A military checkpoint far south of the border on Sonora’s most important interstate has long been a source of irritation for some cross border businesses.

In peak season, commercial trucks laden with fresh produce and other products can stack up in miles-long lines for hours-long waits to cross through the military checkpoint in Querobabi, Sonora.

Those delays, damage to goods during inspections and other impacts were the subject of a lettersent earlier this month to Sonoran Gov. Alfonso Durazo by the port authority in Nogales, Arizona.

“The inspection point has long outlived its necessity,” said port authority chairman Jaime Chamberlain.

Chamberlain added that better technologies at a location nearer to the border could better serve the checkpoint’s purpose.

On Friday, Durazo said the issue was being reviewed, and that a pre-certification program was being considered as a way to allow many trucks to bypass the inspections altogether. Chamberlain said he’s looking forward to hearing more details.

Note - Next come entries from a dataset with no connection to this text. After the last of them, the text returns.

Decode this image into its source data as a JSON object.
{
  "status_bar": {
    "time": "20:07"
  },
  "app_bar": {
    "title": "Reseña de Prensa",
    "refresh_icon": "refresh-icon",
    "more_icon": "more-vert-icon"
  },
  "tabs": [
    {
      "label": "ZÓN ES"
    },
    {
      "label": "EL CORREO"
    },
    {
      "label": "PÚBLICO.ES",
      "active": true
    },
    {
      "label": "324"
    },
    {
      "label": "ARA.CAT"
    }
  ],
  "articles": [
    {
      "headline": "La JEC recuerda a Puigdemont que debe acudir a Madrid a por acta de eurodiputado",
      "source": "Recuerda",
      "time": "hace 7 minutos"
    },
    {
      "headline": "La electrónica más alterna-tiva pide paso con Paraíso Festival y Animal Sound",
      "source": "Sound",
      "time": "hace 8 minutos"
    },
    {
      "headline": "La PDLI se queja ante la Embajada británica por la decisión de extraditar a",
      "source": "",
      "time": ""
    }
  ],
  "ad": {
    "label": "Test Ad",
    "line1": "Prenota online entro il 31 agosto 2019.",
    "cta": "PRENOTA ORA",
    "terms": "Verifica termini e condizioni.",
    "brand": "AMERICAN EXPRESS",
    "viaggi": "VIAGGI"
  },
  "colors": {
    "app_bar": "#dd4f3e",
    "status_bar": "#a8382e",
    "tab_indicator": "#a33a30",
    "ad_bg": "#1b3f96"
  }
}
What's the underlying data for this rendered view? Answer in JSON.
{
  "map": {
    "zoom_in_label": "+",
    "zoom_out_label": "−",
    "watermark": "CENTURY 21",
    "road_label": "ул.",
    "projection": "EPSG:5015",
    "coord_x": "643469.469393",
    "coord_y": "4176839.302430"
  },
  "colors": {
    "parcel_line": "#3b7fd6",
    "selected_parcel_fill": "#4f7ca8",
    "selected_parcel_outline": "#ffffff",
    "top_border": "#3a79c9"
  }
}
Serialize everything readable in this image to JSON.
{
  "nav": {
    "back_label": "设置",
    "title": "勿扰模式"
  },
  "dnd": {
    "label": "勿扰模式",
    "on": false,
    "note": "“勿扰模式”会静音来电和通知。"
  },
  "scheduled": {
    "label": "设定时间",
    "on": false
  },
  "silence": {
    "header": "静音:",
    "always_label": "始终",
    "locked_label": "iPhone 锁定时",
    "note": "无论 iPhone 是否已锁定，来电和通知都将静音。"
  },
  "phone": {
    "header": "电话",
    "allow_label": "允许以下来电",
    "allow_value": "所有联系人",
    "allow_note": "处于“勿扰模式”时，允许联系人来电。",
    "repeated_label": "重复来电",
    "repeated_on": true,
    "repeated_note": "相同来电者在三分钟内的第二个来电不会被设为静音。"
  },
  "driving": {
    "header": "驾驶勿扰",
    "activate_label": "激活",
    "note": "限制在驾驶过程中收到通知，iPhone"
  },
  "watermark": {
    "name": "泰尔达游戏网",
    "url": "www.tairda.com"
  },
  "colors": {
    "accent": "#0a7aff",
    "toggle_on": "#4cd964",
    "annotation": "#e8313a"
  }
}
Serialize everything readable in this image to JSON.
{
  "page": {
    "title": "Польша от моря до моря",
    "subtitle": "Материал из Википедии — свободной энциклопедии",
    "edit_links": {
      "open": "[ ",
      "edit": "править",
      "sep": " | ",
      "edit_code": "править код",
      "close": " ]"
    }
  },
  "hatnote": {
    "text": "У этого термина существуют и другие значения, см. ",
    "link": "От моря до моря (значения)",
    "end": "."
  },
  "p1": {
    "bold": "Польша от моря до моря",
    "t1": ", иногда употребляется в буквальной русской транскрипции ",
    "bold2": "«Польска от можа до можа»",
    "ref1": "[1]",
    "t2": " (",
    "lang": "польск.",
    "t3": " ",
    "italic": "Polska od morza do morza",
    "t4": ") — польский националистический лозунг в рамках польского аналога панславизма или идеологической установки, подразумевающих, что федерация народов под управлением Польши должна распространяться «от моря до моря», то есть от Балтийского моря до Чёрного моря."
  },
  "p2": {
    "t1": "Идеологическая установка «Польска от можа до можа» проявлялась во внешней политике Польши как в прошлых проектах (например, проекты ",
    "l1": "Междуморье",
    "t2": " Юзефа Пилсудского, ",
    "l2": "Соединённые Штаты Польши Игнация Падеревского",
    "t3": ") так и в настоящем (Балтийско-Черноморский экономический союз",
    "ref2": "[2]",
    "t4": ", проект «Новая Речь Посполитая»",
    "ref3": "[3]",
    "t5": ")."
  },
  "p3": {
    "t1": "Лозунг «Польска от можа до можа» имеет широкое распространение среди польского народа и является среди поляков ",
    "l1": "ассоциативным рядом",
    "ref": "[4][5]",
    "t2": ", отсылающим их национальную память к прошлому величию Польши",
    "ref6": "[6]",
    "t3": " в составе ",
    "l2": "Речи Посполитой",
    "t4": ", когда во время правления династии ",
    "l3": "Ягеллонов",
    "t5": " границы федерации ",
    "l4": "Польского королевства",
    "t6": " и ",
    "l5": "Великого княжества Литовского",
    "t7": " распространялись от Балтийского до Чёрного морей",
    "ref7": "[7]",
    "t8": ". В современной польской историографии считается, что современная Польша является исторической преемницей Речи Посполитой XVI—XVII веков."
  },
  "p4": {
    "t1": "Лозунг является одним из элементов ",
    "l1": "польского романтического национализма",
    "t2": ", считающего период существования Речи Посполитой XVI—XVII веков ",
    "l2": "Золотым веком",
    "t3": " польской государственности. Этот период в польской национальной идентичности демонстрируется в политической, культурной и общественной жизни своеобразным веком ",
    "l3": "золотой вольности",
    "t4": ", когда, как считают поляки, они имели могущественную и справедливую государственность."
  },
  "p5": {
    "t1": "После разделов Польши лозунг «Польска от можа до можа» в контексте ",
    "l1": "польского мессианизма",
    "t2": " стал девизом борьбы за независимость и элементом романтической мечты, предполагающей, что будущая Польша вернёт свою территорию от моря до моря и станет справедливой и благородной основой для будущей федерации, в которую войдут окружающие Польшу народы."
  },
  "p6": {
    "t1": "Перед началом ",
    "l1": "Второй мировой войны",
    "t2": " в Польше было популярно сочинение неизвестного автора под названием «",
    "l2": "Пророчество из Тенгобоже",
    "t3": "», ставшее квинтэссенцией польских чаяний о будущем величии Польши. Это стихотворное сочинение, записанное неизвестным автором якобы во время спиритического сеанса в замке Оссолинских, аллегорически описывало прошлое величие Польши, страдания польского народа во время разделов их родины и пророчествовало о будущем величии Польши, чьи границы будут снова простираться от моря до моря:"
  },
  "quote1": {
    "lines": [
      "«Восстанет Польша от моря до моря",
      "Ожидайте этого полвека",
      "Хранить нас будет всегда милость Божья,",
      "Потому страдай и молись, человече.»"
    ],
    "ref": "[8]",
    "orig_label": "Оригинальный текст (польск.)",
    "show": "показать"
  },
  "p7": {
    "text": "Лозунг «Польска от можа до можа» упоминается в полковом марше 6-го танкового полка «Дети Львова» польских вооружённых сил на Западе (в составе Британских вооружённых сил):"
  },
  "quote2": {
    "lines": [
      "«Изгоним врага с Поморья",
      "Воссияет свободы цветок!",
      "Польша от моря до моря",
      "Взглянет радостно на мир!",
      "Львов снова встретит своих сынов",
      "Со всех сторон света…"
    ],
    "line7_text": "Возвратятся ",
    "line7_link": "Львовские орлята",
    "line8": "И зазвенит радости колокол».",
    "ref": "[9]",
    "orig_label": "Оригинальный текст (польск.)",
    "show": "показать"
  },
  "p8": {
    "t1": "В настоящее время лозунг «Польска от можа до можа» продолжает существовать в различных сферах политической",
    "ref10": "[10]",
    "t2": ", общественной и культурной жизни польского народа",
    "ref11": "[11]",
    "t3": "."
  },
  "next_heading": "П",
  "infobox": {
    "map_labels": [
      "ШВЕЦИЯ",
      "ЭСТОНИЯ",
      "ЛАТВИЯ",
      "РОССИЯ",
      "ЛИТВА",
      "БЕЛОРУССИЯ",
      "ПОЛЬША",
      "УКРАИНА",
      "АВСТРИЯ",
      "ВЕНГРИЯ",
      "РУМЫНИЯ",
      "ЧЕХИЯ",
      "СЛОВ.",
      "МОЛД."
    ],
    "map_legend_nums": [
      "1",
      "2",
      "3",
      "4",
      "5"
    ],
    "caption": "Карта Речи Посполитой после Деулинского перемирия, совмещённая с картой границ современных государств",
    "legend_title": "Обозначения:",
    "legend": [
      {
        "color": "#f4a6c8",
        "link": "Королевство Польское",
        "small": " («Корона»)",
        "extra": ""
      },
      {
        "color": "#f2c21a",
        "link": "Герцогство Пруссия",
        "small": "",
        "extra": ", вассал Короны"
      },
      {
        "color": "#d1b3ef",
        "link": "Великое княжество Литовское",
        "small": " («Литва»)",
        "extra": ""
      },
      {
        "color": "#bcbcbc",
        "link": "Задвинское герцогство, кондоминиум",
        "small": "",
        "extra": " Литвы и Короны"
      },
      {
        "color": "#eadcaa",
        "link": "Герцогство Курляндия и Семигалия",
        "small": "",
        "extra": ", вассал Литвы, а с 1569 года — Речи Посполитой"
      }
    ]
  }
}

Born and raised in the Intermountain West, Murphy Woodhouse has called southern Arizona home for most of the last decade. He’s one of two field correspondents at KJZZ’s Hermosillo bureau, where his reporting focuses on the trade relationship between Arizona, Sonora and the rest of Mexico.Before joining the station, Murphy was a reporter at the Arizona Daily Star and the Nogales International. Prior to his reporting career, he completed a master’s degree at the University of Arizona’s Center for Latin American Studies and did three wildfire seasons with the Snake River Hotshots. He’s a proud graduate of the University of Montana’s School of Journalism.When he’s not reporting, Murphy is often out in the woods running or riding singletrack, or swinging in a hammock with a book.